Lightweight cementitious fireproofing is based on inexpensive raw materials and as its name suggests, the material is significantly lighter than dense concrete and cement due to their lower densities, so they do not load too much on the structure. Using concrete or cement as a protective coating is not in accordance with any standard or regulations but is only used for its low cost.
SFRM is used as part of a building’s passive fireproofing strategy to delay or prevent the failure of steel and concrete structures that are exposed to the high temperatures during a fire. They do this by thermally insulating the structural members to keep them below the temperatures that cause failure.
Spray-applied fire resistive materials are composed of cement or gypsum and contain other mineral materials such as mineral wool, quartz, mica, perlite or vermiculite. These materials are generally delivered as dry powder in bags which are then mixed with water in the field. Spary-applied fireproofing is primarily used to protect rigid structural elements including columns, beams, walls, joists and metal decks from the effects of heat generated during a fire.

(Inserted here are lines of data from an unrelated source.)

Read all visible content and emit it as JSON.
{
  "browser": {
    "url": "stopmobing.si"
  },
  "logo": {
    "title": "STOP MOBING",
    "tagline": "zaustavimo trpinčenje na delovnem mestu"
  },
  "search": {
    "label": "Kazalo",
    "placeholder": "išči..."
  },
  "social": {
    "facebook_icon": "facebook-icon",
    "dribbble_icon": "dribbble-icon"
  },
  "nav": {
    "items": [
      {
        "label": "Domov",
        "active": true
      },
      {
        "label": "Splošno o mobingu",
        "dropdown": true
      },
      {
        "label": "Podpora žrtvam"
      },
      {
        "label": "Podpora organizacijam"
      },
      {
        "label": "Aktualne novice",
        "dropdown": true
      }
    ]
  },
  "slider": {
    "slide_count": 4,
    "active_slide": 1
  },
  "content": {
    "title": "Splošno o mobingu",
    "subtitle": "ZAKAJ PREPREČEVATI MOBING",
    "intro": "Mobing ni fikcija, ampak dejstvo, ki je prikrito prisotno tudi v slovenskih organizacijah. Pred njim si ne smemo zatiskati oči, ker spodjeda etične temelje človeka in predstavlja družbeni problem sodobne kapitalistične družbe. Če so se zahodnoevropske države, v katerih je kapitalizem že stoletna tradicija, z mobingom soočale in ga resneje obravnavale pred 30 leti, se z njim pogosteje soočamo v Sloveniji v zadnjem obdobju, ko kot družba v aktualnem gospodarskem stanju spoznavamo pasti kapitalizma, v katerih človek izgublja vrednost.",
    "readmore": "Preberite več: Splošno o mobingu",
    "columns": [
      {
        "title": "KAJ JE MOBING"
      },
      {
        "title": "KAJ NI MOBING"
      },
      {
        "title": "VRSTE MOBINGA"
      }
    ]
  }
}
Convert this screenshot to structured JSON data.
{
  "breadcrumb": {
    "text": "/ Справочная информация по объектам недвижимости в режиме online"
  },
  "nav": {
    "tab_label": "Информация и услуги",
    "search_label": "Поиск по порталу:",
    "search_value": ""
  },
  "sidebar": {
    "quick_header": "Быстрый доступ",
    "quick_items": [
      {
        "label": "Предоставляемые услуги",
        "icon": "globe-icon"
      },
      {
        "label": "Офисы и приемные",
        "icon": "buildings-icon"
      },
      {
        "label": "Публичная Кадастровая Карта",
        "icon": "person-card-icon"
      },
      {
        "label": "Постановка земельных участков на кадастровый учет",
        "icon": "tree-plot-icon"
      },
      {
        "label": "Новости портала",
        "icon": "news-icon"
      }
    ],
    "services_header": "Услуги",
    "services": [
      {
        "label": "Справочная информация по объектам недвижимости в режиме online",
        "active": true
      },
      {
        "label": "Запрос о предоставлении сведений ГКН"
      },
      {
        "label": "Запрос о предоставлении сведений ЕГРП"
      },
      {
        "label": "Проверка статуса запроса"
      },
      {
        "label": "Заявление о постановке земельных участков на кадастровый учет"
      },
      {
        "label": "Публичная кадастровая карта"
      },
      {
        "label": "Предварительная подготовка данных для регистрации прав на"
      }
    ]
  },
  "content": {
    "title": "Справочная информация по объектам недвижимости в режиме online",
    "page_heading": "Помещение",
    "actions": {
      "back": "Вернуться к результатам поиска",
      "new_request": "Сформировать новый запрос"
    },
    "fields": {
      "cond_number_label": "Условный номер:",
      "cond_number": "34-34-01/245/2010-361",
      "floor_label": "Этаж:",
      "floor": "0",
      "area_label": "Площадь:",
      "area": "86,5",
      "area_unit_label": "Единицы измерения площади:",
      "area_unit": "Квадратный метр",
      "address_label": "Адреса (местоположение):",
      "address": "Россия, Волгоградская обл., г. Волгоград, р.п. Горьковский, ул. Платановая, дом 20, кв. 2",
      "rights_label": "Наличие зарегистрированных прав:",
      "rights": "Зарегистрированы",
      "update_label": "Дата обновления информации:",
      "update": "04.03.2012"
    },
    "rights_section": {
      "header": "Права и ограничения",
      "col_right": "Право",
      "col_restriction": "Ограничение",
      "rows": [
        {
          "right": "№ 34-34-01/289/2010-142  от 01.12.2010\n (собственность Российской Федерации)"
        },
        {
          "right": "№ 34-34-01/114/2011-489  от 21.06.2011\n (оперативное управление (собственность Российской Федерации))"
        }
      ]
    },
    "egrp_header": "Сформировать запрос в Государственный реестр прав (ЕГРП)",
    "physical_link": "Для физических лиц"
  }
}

SFRMs are used as protective coatings against cellulosic and hydrocarbon fires for interior and exterior parts of buildings including commercial centers, residential and non-residential constructions, industrial and petrochemical plants. Lightweight cementitious fire resistant materials apply through spray on all horizontal, vertical and spherical structures and have very good adhesion to steel surfaces. These coatings are resistant to high temperature (1200°C) for up to 4 hours. This issue has been tested in laboratories based on international standards such as UL-263 (construction), UL-1709 (petrochemical), ASTM E119, BS 476, NFPA 251 and etc.